▶ _TRY IT_: Your task is to copy every line of the records below that contains "Consult".

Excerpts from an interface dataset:
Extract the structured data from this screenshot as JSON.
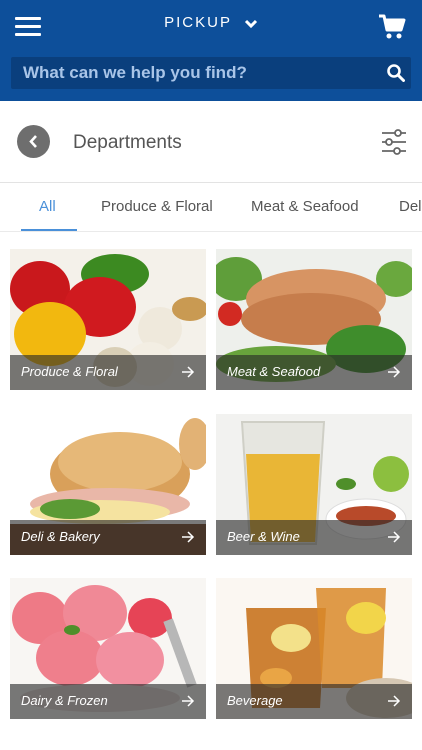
{
  "topbar": {
    "mode_label": "PICKUP",
    "search_placeholder": "What can we help you find?"
  },
  "header": {
    "title": "Departments"
  },
  "tabs": [
    {
      "label": "All",
      "active": true
    },
    {
      "label": "Produce & Floral"
    },
    {
      "label": "Meat & Seafood"
    },
    {
      "label": "Del"
    }
  ],
  "departments": [
    {
      "label": "Produce & Floral"
    },
    {
      "label": "Meat & Seafood"
    },
    {
      "label": "Deli & Bakery"
    },
    {
      "label": "Beer & Wine"
    },
    {
      "label": "Dairy & Frozen"
    },
    {
      "label": "Beverage"
    }
  ],
  "colors": {
    "brand_blue": "#0d4f9a",
    "accent_blue": "#4a90d9"
  }
}
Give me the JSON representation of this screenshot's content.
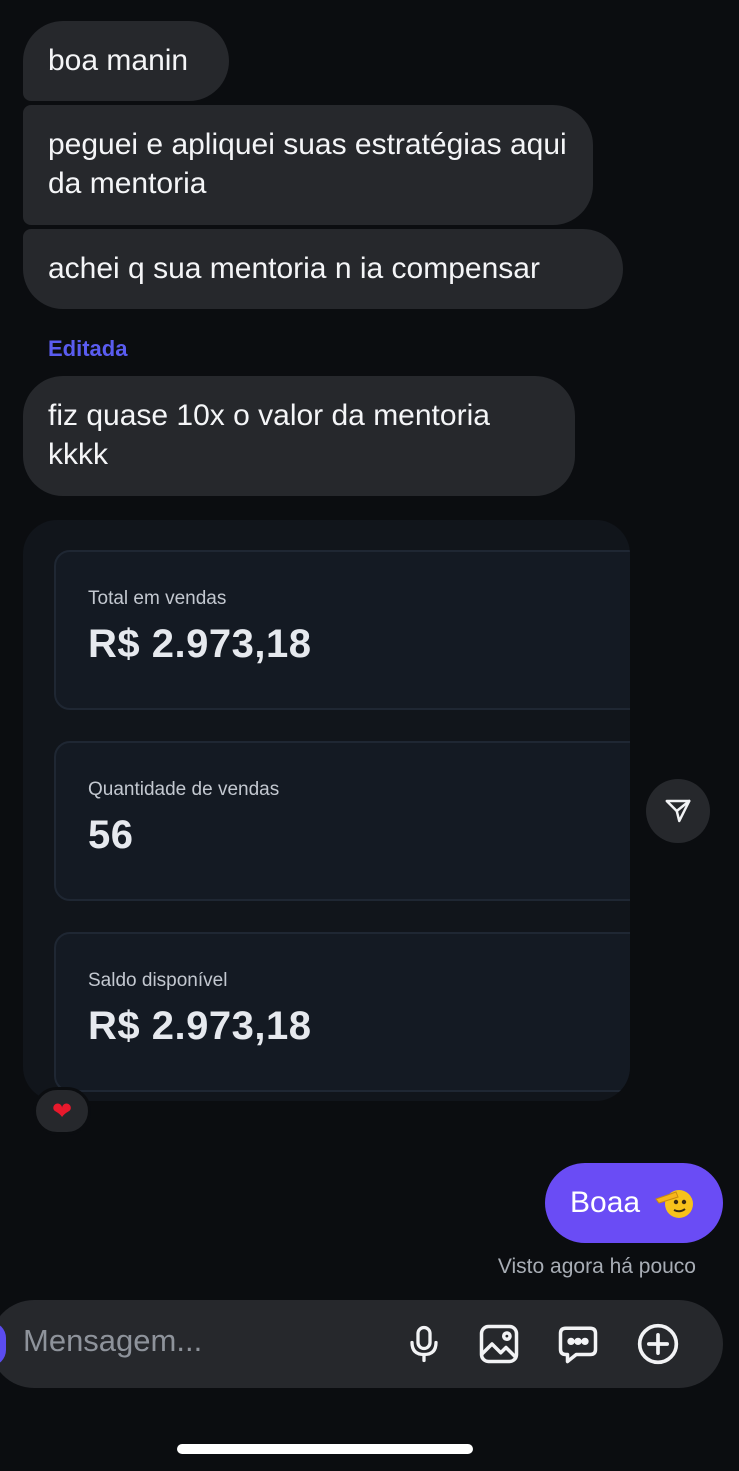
{
  "messages_in": [
    {
      "text": "boa manin"
    },
    {
      "text": "peguei e apliquei suas estratégias aqui da mentoria"
    },
    {
      "text": "achei q sua mentoria n ia compensar"
    },
    {
      "text": "fiz quase 10x o valor da mentoria kkkk"
    }
  ],
  "edited_label": "Editada",
  "screenshot_cards": [
    {
      "label": "Total em vendas",
      "value": "R$ 2.973,18"
    },
    {
      "label": "Quantidade de vendas",
      "value": "56"
    },
    {
      "label": "Saldo disponível",
      "value": "R$ 2.973,18"
    }
  ],
  "reaction": {
    "emoji": "❤"
  },
  "message_out": {
    "text": "Boaa"
  },
  "seen_status": "Visto agora há pouco",
  "composer": {
    "placeholder": "Mensagem..."
  },
  "colors": {
    "background": "#0b0d10",
    "incoming_bubble": "#26282c",
    "outgoing_bubble": "#6a4cf5",
    "edited_accent": "#5a5cf0"
  },
  "icons": [
    "send-icon",
    "heart-icon",
    "microphone-icon",
    "image-icon",
    "sticker-icon",
    "plus-icon",
    "saluting-face-icon"
  ]
}
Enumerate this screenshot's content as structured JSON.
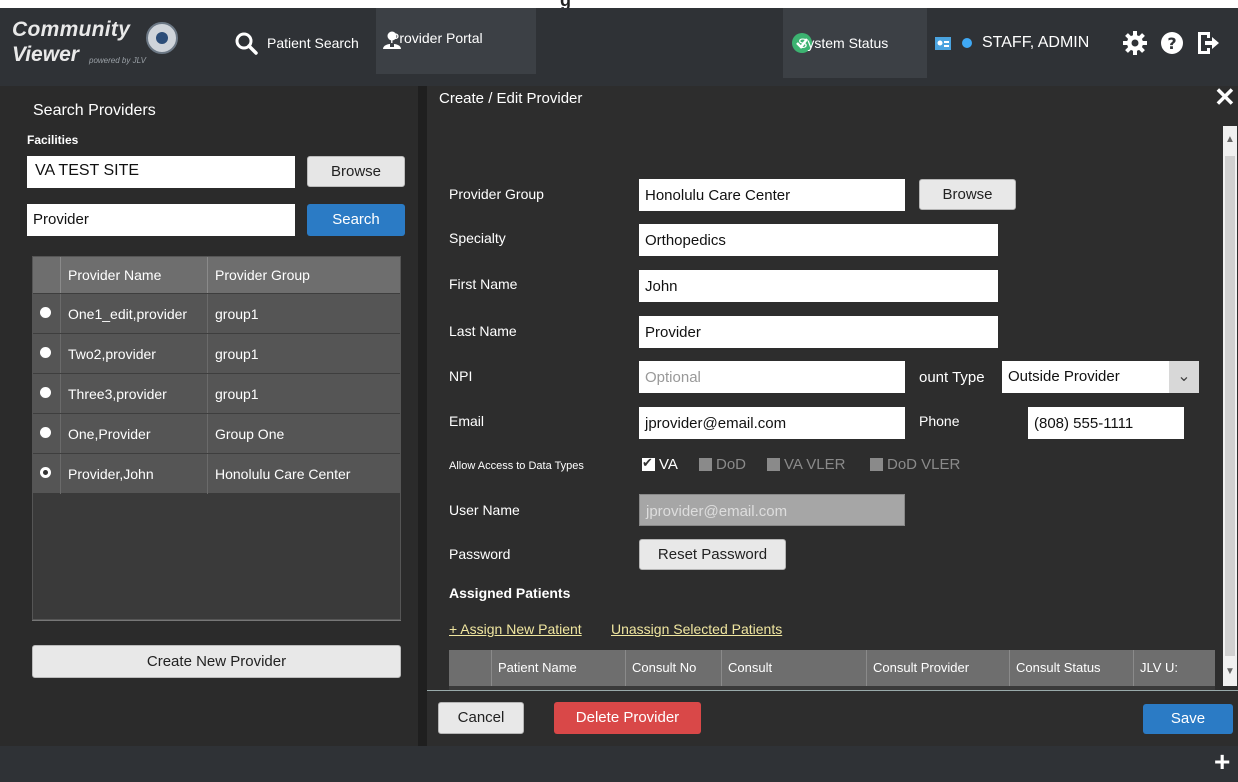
{
  "top_title_fragment": "g",
  "header": {
    "logo_line1": "Community",
    "logo_line2": "Viewer",
    "logo_powered": "powered by JLV",
    "nav_patient_search": "Patient Search",
    "nav_provider_portal": "Provider Portal",
    "system_status": "System Status",
    "user_name": "STAFF, ADMIN",
    "status_color": "#3cb371",
    "accent_color": "#3fa9f5"
  },
  "left_panel": {
    "title": "Search Providers",
    "facilities_label": "Facilities",
    "facilities_value": "VA TEST SITE",
    "browse_label": "Browse",
    "provider_search_value": "Provider",
    "search_label": "Search",
    "table_headers": [
      "Provider Name",
      "Provider Group"
    ],
    "rows": [
      {
        "name": "One1_edit,provider",
        "group": "group1",
        "selected": false
      },
      {
        "name": "Two2,provider",
        "group": "group1",
        "selected": false
      },
      {
        "name": "Three3,provider",
        "group": "group1",
        "selected": false
      },
      {
        "name": "One,Provider",
        "group": "Group One",
        "selected": false
      },
      {
        "name": "Provider,John",
        "group": "Honolulu Care Center",
        "selected": true
      }
    ],
    "create_label": "Create New Provider"
  },
  "right_panel": {
    "title": "Create / Edit Provider",
    "provider_group_label": "Provider Group",
    "provider_group_value": "Honolulu Care Center",
    "browse_label": "Browse",
    "specialty_label": "Specialty",
    "specialty_value": "Orthopedics",
    "first_name_label": "First Name",
    "first_name_value": "John",
    "last_name_label": "Last Name",
    "last_name_value": "Provider",
    "npi_label": "NPI",
    "npi_placeholder": "Optional",
    "account_type_label": "ount Type",
    "account_type_value": "Outside Provider",
    "email_label": "Email",
    "email_value": "jprovider@email.com",
    "phone_label": "Phone",
    "phone_value": "(808) 555-1111",
    "access_label": "Allow Access to Data Types",
    "data_types": [
      {
        "label": "VA",
        "checked": true
      },
      {
        "label": "DoD",
        "checked": false
      },
      {
        "label": "VA VLER",
        "checked": false
      },
      {
        "label": "DoD VLER",
        "checked": false
      }
    ],
    "username_label": "User Name",
    "username_value": "jprovider@email.com",
    "password_label": "Password",
    "reset_password_label": "Reset Password",
    "assigned_patients_label": "Assigned Patients",
    "assign_link": "+ Assign New Patient",
    "unassign_link": "Unassign Selected Patients",
    "table_headers": [
      "Patient Name",
      "Consult No",
      "Consult",
      "Consult Provider",
      "Consult Status",
      "JLV U:"
    ],
    "cancel_label": "Cancel",
    "delete_label": "Delete Provider",
    "save_label": "Save"
  }
}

▶ _EXPECTED OUTPUT_:
      "Consult No",
      "Consult",
      "Consult Provider",
      "Consult Status",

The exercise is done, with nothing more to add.